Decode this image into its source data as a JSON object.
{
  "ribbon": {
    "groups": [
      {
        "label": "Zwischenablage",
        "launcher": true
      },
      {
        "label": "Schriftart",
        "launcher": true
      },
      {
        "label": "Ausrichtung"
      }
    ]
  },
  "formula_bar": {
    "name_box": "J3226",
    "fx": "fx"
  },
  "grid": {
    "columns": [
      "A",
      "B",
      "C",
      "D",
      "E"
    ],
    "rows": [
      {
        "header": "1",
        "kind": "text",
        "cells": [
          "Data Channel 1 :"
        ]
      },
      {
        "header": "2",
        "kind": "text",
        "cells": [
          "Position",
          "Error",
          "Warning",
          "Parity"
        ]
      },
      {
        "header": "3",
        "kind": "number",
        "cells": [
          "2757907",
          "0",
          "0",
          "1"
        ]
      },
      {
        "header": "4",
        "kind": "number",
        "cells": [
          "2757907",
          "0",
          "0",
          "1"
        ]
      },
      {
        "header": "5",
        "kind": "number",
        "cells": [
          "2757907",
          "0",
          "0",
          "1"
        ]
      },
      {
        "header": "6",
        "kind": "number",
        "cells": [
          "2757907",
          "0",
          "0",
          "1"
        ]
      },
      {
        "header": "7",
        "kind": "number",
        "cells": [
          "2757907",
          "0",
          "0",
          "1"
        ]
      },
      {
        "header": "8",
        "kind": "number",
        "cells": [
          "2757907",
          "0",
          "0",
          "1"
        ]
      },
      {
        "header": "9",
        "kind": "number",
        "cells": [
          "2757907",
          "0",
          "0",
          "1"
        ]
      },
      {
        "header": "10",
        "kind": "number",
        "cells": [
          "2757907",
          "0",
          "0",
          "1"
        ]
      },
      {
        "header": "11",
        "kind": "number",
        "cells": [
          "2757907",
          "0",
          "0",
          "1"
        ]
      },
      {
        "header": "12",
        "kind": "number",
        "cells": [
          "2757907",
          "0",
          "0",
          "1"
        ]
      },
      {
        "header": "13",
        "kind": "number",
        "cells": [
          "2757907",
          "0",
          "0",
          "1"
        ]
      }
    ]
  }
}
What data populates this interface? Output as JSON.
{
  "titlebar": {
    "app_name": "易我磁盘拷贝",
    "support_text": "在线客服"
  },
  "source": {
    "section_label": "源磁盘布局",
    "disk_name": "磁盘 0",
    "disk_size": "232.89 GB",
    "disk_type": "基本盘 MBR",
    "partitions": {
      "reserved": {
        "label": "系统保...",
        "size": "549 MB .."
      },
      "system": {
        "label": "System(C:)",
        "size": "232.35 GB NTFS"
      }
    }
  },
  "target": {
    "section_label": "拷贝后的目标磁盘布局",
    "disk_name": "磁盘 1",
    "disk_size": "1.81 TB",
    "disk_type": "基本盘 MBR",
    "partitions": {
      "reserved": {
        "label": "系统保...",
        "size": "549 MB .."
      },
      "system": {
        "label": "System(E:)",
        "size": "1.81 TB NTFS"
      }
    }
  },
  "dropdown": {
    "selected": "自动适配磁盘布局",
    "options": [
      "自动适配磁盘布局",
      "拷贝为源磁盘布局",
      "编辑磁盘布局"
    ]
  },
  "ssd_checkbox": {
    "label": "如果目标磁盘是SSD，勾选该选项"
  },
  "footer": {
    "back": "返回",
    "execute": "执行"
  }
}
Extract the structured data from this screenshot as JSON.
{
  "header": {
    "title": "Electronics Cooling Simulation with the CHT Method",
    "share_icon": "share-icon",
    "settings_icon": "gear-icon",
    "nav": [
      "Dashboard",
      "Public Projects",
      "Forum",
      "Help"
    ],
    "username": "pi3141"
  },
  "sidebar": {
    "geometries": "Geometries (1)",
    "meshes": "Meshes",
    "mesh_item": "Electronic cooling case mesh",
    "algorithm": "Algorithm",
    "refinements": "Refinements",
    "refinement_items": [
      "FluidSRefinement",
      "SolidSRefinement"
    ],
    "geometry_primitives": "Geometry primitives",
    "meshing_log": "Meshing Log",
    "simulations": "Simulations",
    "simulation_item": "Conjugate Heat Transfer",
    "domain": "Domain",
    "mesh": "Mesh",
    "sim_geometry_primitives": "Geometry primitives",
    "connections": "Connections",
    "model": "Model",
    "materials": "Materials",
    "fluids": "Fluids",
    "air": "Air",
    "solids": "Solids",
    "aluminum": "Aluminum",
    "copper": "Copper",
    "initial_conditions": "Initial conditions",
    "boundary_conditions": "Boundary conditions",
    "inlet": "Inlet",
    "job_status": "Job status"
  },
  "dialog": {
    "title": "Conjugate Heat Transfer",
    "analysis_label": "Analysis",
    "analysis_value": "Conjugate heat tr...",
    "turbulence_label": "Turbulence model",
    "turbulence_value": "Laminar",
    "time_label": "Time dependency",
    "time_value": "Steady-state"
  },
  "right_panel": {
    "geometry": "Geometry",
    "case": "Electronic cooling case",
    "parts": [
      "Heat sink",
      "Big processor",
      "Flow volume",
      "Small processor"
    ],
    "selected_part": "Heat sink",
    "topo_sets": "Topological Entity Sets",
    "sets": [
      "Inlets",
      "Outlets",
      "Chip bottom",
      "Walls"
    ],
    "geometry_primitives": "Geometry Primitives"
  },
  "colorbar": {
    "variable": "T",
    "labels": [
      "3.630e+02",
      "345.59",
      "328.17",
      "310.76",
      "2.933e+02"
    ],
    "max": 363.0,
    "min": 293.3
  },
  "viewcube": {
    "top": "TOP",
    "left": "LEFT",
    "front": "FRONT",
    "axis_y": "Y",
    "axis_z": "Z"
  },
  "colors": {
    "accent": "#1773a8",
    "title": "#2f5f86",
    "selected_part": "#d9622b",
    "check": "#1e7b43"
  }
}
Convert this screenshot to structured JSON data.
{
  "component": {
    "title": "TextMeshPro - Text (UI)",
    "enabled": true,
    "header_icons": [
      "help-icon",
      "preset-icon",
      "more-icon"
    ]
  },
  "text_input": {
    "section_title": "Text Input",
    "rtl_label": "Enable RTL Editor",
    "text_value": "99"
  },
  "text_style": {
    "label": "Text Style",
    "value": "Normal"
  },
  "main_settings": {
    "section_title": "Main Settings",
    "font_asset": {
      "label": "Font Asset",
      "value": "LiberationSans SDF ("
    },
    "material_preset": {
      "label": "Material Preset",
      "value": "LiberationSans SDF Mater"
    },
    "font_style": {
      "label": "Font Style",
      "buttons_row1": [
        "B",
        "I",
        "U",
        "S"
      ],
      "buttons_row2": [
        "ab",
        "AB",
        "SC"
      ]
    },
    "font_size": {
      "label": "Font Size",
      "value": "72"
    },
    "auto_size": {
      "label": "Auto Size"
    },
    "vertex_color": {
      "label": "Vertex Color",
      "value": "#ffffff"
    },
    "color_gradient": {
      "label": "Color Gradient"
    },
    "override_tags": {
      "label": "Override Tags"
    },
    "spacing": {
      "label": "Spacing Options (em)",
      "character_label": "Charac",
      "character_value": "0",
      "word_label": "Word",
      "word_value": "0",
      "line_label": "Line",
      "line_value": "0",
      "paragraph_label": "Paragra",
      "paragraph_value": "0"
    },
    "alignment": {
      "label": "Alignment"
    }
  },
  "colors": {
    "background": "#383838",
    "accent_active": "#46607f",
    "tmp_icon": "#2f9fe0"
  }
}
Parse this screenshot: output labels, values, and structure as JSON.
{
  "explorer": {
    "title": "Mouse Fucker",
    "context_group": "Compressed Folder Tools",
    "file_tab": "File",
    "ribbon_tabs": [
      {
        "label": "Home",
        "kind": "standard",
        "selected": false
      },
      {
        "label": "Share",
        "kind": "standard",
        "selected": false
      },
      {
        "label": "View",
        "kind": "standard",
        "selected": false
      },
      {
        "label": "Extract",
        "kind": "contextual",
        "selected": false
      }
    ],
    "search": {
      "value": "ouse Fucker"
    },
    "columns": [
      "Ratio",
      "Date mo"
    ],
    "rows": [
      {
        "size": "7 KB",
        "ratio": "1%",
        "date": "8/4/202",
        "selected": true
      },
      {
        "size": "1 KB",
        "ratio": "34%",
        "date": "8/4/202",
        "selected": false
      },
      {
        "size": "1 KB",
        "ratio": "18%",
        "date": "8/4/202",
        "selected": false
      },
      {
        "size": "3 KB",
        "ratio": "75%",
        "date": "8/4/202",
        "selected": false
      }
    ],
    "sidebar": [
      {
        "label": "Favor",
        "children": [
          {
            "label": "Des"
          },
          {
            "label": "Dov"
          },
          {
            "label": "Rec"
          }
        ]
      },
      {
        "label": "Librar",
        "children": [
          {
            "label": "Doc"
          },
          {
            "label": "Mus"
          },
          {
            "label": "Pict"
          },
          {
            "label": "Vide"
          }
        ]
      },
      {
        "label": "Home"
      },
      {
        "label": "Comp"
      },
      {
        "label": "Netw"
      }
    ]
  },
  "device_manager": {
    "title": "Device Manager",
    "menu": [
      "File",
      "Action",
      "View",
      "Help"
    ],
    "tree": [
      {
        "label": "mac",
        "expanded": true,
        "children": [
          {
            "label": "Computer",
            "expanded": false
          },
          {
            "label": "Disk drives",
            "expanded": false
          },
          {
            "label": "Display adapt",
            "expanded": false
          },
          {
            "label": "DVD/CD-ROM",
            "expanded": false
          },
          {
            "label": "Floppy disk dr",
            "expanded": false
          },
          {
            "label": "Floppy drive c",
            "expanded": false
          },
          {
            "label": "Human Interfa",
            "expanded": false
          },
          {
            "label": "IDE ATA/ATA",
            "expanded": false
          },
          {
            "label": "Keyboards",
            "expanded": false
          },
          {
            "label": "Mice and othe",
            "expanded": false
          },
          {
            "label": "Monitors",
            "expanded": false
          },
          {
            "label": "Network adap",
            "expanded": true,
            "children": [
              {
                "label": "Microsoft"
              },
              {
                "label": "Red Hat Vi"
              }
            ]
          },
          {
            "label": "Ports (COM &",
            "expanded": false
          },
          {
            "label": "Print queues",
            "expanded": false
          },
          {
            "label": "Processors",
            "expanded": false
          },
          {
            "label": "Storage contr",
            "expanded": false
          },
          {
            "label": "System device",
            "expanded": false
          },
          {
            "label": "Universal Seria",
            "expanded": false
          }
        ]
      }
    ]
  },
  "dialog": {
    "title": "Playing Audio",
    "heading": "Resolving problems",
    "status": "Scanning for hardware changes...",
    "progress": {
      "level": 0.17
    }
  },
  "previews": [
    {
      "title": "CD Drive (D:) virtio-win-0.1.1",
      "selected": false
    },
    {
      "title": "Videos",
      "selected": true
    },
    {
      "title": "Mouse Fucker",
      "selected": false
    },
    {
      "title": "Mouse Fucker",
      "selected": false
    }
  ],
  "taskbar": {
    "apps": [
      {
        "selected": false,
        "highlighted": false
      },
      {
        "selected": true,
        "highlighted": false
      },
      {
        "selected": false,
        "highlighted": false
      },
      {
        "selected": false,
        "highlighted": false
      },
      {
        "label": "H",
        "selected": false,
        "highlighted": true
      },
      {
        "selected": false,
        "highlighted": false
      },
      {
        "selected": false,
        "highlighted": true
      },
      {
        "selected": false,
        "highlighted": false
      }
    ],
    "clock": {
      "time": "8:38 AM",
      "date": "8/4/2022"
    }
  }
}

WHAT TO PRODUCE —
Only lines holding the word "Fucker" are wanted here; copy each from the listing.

SOLVED PROBLEM —
    "title": "Mouse Fucker",
      "value": "ouse Fucker"
      "title": "Mouse Fucker",
      "title": "Mouse Fucker",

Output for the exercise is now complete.